During the past two decades, households experienced increases in their average wages and expenditures alongside with divergent trends in their wages, expenditures, and time allocation. We develop a model with incomplete asset markets and household heterogeneity in market and home technologies and preferences to account for these labor market trends and assess their welfare consequences. Using micro data on expenditures and time use, we identify the sources of heterogeneity across households, document how these sources have changed over time, and perform counterfactual analyses. Given the ...
Tracking the new economy: using growth theory to detect changes in trend productivity
The acceleration of productivity since 1995 has prompted a debate over whether the economy's underlying growth rate will remain high. In this paper, we propose a methodology for estimating trend growth that draws on growth theory to identify variables other than productivity namely consumption and labor compensation to help estimate trend productivity growth. We treat that trend as a common factor with two "regimes," high-growth and low-growth. Our analysis picks up striking evidence of a switch in the mid-1990s to a higher long-term growth regime, as well as a switch in the early 1970s in ...
Oil Prices and Consumption across Countries and U.S. States
We study the effects of oil prices on consumption across countries and U.S. states, by exploiting the time-series and cross-sectional variation in oil dependency of these economies. We build two large datasets: one with 55 countries over the years 1975-2018, and another with all U.S. states over the period 1989-2018. We then show that oil price declines generate positive effects on consumption in oil-importing economies, while depressing consumption in oil-exporting economies. We also document that oil price increases do more harm than the good afforded by oil price decreases both in the ...
Mortgage Debt, Consumption, and Illiquid Housing Markets in the Great Recession

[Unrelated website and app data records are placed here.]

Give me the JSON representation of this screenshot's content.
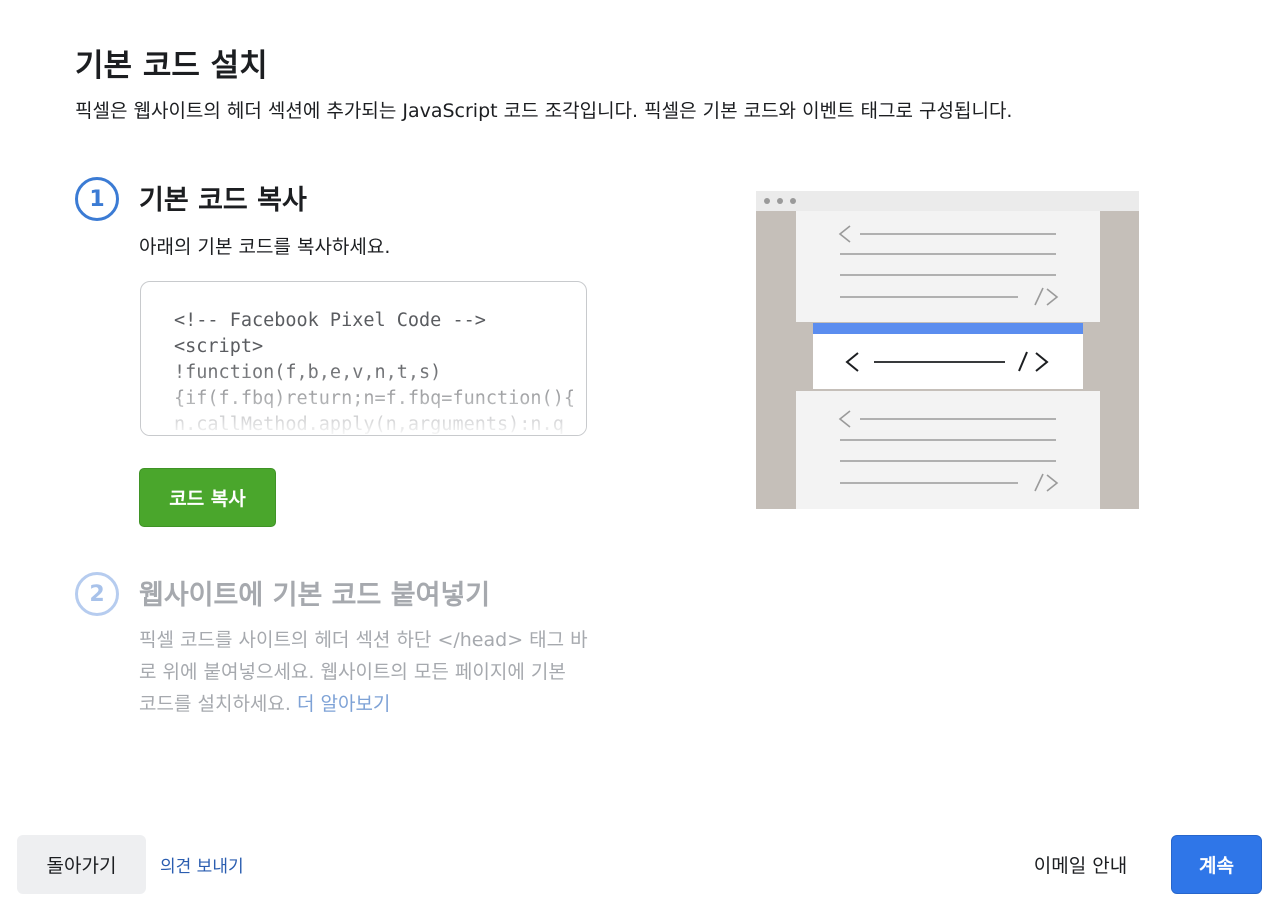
{
  "header": {
    "title": "기본 코드 설치",
    "description": "픽셀은 웹사이트의 헤더 섹션에 추가되는 JavaScript 코드 조각입니다. 픽셀은 기본 코드와 이벤트 태그로 구성됩니다."
  },
  "step1": {
    "number": "1",
    "title": "기본 코드 복사",
    "description": "아래의 기본 코드를 복사하세요.",
    "code_lines": [
      "<!-- Facebook Pixel Code -->",
      "<script>",
      "!function(f,b,e,v,n,t,s)",
      "{if(f.fbq)return;n=f.fbq=function(){",
      "n.callMethod.apply(n,arguments):n.q"
    ],
    "copy_button_label": "코드 복사"
  },
  "step2": {
    "number": "2",
    "title": "웹사이트에 기본 코드 붙여넣기",
    "description": "픽셀 코드를 사이트의 헤더 섹션 하단 </head> 태그 바로 위에 붙여넣으세요. 웹사이트의 모든 페이지에 기본 코드를 설치하세요.",
    "learn_more": "더 알아보기"
  },
  "footer": {
    "back_label": "돌아가기",
    "feedback_label": "의견 보내기",
    "email_label": "이메일 안내",
    "continue_label": "계속"
  },
  "colors": {
    "accent_blue": "#2f76e8",
    "copy_green": "#4aa62c",
    "highlight_bar": "#5b8def"
  }
}
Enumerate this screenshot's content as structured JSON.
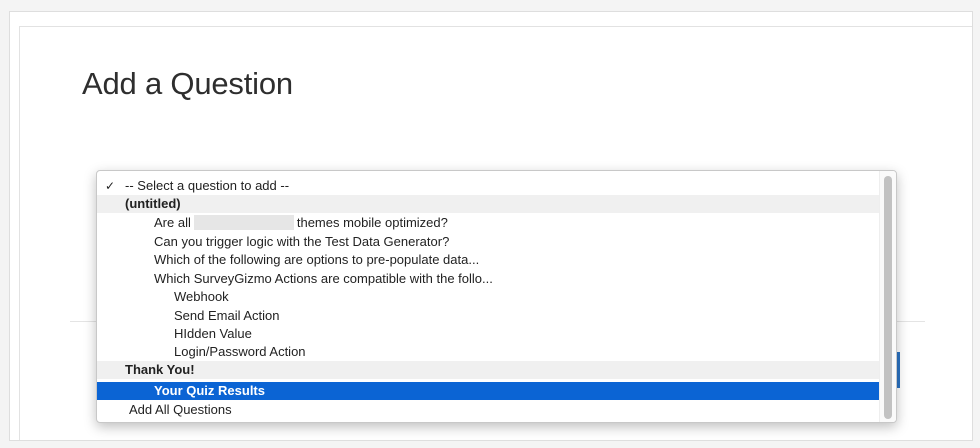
{
  "page": {
    "title": "Add a Question"
  },
  "dropdown": {
    "checkmark": "✓",
    "options": [
      {
        "label": "-- Select a question to add --",
        "type": "placeholder",
        "checked": true
      },
      {
        "label": "(untitled)",
        "type": "group"
      },
      {
        "label_before": "Are all",
        "label_after": "themes mobile optimized?",
        "type": "question",
        "redacted": true
      },
      {
        "label": "Can you trigger logic with the Test Data Generator?",
        "type": "question"
      },
      {
        "label": "Which of the following are options to pre-populate data...",
        "type": "question"
      },
      {
        "label": "Which SurveyGizmo Actions are compatible with the follo...",
        "type": "question"
      },
      {
        "label": "Webhook",
        "type": "sub-option"
      },
      {
        "label": "Send Email Action",
        "type": "sub-option"
      },
      {
        "label": "HIdden Value",
        "type": "sub-option"
      },
      {
        "label": "Login/Password Action",
        "type": "sub-option"
      },
      {
        "label": "Thank You!",
        "type": "group"
      },
      {
        "label": "Your Quiz Results",
        "type": "question",
        "selected": true
      },
      {
        "label": "Add All Questions",
        "type": "action"
      }
    ]
  },
  "colors": {
    "selection": "#0b64d4",
    "group_background": "#f0f0f0",
    "accent_edge": "#2d74c4"
  }
}
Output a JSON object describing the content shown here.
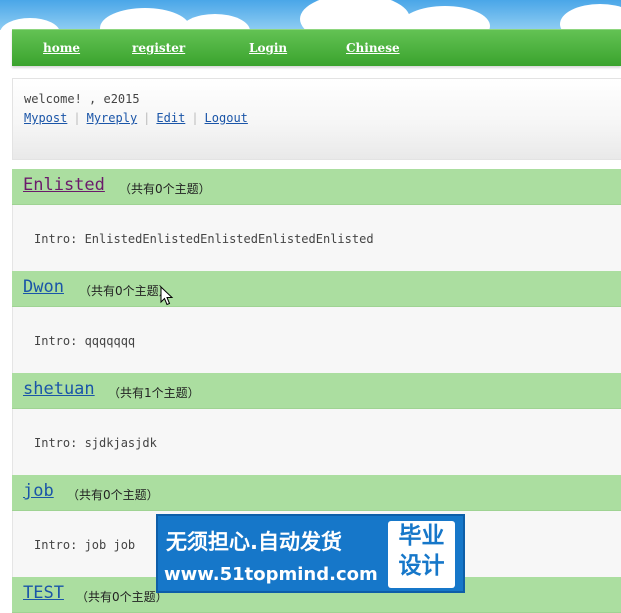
{
  "nav": {
    "items": [
      {
        "label": "home"
      },
      {
        "label": "register"
      },
      {
        "label": "Login"
      },
      {
        "label": "Chinese"
      }
    ]
  },
  "user": {
    "welcome": "welcome! , e2015",
    "links": [
      "Mypost",
      "Myreply",
      "Edit",
      "Logout"
    ]
  },
  "categories": [
    {
      "name": "Enlisted",
      "count_text": "（共有0个主题）",
      "intro": "Intro: EnlistedEnlistedEnlistedEnlistedEnlisted",
      "color": "#6b1a6b"
    },
    {
      "name": "Dwon",
      "count_text": "（共有0个主题）",
      "intro": "Intro: qqqqqqq",
      "color": "#1a55a8"
    },
    {
      "name": "shetuan",
      "count_text": "（共有1个主题）",
      "intro": "Intro: sjdkjasjdk",
      "color": "#1a55a8"
    },
    {
      "name": "job",
      "count_text": "（共有0个主题）",
      "intro": "Intro: job job",
      "color": "#1a55a8"
    },
    {
      "name": "TEST",
      "count_text": "（共有0个主题）",
      "intro": "",
      "color": "#1a55a8"
    }
  ],
  "ad": {
    "line1": "无须担心.自动发货",
    "line2": "www.51topmind.com",
    "badge": [
      "毕业",
      "设计"
    ]
  }
}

Using a model with housing search, endogenous credit constraints, and mortgage default, this paper accounts for the housing crash from 2006 to 2011 and its implications for aggregate and cross-sectional consumption during the Great Recession. Left tail shocks to labor market uncertainty and tighter down payment requirements emerge as the key drivers. An endogenous decline in housing liquidity amplifies the recession by increasing foreclosures, contracting credit, and depressing consumption. Balance sheets act as a transmission mechanism from housing to consumption that depends on gross ...
Mortgage Borrowing and the Boom-Bust Cycle in Consumption and Residential Investment
This paper studies the transmission of the major shocks in the U.S. housing market in the 2000s to consumption and residential investment. Using geographically disaggregated data, I show that residential investment is more responsive to these shocks than consumption, as measured by elasticities and the implied contributions to GDP growth. I develop a structural life-cycle model featuring multiple types of housing investment to understand the large responses of residential investment. Consistent with the microdata, the model generates lumpy debt accumulation, lumpy housing investment and a ...
Consumption Growth Regimes and the Post-Financial Crisis Recovery
Andrew Foerster and Jason Choi find that consumption has grown more slowly after the Great Recession due to the continued influence of persistent factors unusual to see outside recessions.